An evaluation of the juvenile pre-court diversion scheme introduced in the Northern Territory in 2000 that uses warnings and conferences to divert selected juveniles from the court process has found significant differences in the reoffending patterns between juveniles who attended court and those who were diverted from the court process:

  • Males who received a diversion were 44 percent less likely to reoffend than those who went to court
  • Females who were diverted were more than twice as likely (57%) not to have reoffended as those who made a court appearance.

The scheme gives police powers to divert juvenile offenders away from the court process. Offences classified as minor received either a verbal or written warning and more serious offences were dealt with through family conferences and victim offender conferences. Certain offences such as murder, manslaughter and serious physical assault were excluded from diversion. The offender has the option to decline diversion and go to court.

Data were taken from police records of 3,597 juveniles who had been apprehended by the police between August 2000 and August 2005 and found significant differences in offending related to age, gender, Indigenous status and location. Fifty-nine percent of offenders were Indigenous and Indigenous juveniles were almost twice as likely to reoffend than non-Indigenous juveniles within 12 months.

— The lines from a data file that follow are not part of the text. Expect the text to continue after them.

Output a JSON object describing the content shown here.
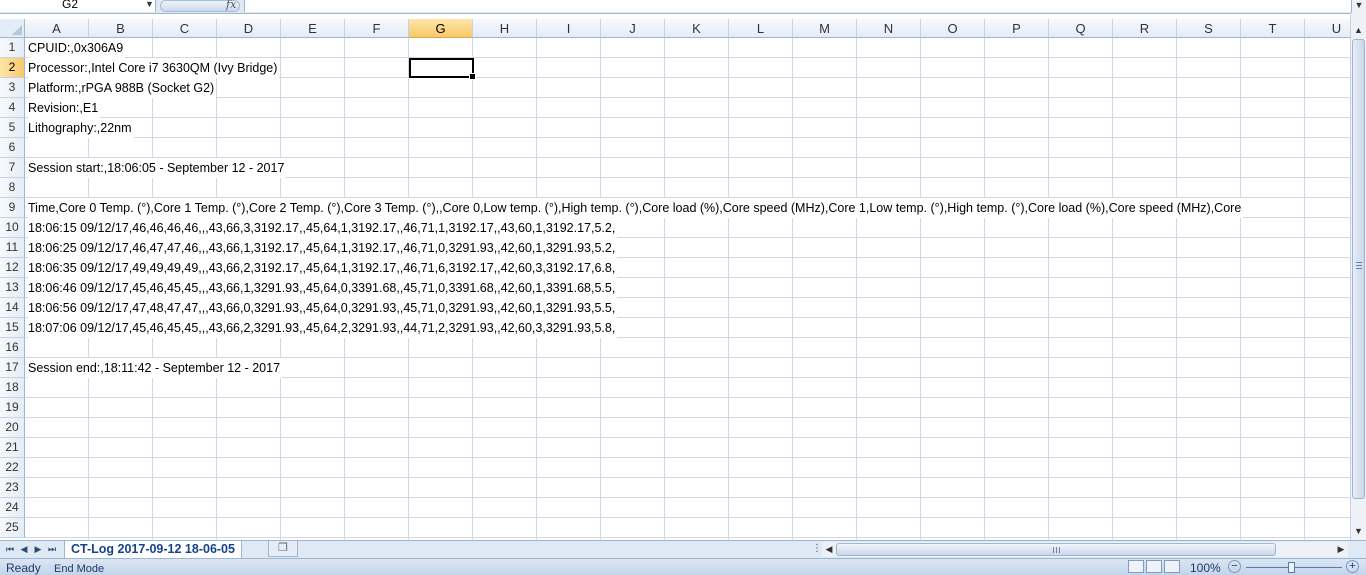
{
  "formula_bar": {
    "name_box": "G2",
    "fx_symbol": "fx",
    "formula": ""
  },
  "columns": [
    "A",
    "B",
    "C",
    "D",
    "E",
    "F",
    "G",
    "H",
    "I",
    "J",
    "K",
    "L",
    "M",
    "N",
    "O",
    "P",
    "Q",
    "R",
    "S",
    "T",
    "U"
  ],
  "selected_column": "G",
  "rows": [
    "1",
    "2",
    "3",
    "4",
    "5",
    "6",
    "7",
    "8",
    "9",
    "10",
    "11",
    "12",
    "13",
    "14",
    "15",
    "16",
    "17",
    "18",
    "19",
    "20",
    "21",
    "22",
    "23",
    "24",
    "25"
  ],
  "selected_row": "2",
  "cells": [
    {
      "row": 1,
      "text": "CPUID:,0x306A9"
    },
    {
      "row": 2,
      "text": "Processor:,Intel Core i7 3630QM (Ivy Bridge)"
    },
    {
      "row": 3,
      "text": "Platform:,rPGA 988B (Socket G2)"
    },
    {
      "row": 4,
      "text": "Revision:,E1"
    },
    {
      "row": 5,
      "text": "Lithography:,22nm"
    },
    {
      "row": 7,
      "text": "Session start:,18:06:05 - September 12 - 2017"
    },
    {
      "row": 9,
      "text": "Time,Core 0 Temp. (°),Core 1 Temp. (°),Core 2 Temp. (°),Core 3 Temp. (°),,Core 0,Low temp. (°),High temp. (°),Core load (%),Core speed (MHz),Core 1,Low temp. (°),High temp. (°),Core load (%),Core speed (MHz),Core"
    },
    {
      "row": 10,
      "text": "18:06:15 09/12/17,46,46,46,46,,,43,66,3,3192.17,,45,64,1,3192.17,,46,71,1,3192.17,,43,60,1,3192.17,5.2,"
    },
    {
      "row": 11,
      "text": "18:06:25 09/12/17,46,47,47,46,,,43,66,1,3192.17,,45,64,1,3192.17,,46,71,0,3291.93,,42,60,1,3291.93,5.2,"
    },
    {
      "row": 12,
      "text": "18:06:35 09/12/17,49,49,49,49,,,43,66,2,3192.17,,45,64,1,3192.17,,46,71,6,3192.17,,42,60,3,3192.17,6.8,"
    },
    {
      "row": 13,
      "text": "18:06:46 09/12/17,45,46,45,45,,,43,66,1,3291.93,,45,64,0,3391.68,,45,71,0,3391.68,,42,60,1,3391.68,5.5,"
    },
    {
      "row": 14,
      "text": "18:06:56 09/12/17,47,48,47,47,,,43,66,0,3291.93,,45,64,0,3291.93,,45,71,0,3291.93,,42,60,1,3291.93,5.5,"
    },
    {
      "row": 15,
      "text": "18:07:06 09/12/17,45,46,45,45,,,43,66,2,3291.93,,45,64,2,3291.93,,44,71,2,3291.93,,42,60,3,3291.93,5.8,"
    },
    {
      "row": 17,
      "text": "Session end:,18:11:42 - September 12 - 2017"
    }
  ],
  "sheet_tab": "CT-Log 2017-09-12 18-06-05",
  "status_bar": {
    "ready": "Ready",
    "mode": "End Mode",
    "zoom": "100%"
  },
  "colors": {
    "selection_header": "#f8c96b",
    "chrome": "#dfe8f5",
    "sheet_tab_text": "#15428b"
  }
}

'Given the level of over-representation of young Indigenous males in the criminal justice system, particular care should be taken to address the needs of this group', Dr Makkai said.

The paper also found that juveniles in regional or Indigenous communities had higher probabilities of re-offending regardless of whether they were diverted or went to court. However those who were diverted in those communities had better outcomes than if they went to court.

'Juveniles who are sent to court reoffend more frequently and more quickly, which could reflect the more serious nature of their offending and prior criminal record', Dr Makkai, Director of the Australian Institute of Criminology, said in releasing the findings. She said, 'This particular finding suggests that the court process alone does not seem to deter persistent offending'.

Dr Makkai said, 'This study highlights the need for long term evaluations of criminal justice interventions to better understand what works, what doesn't and what looks promising in dealing with juvenile offenders'.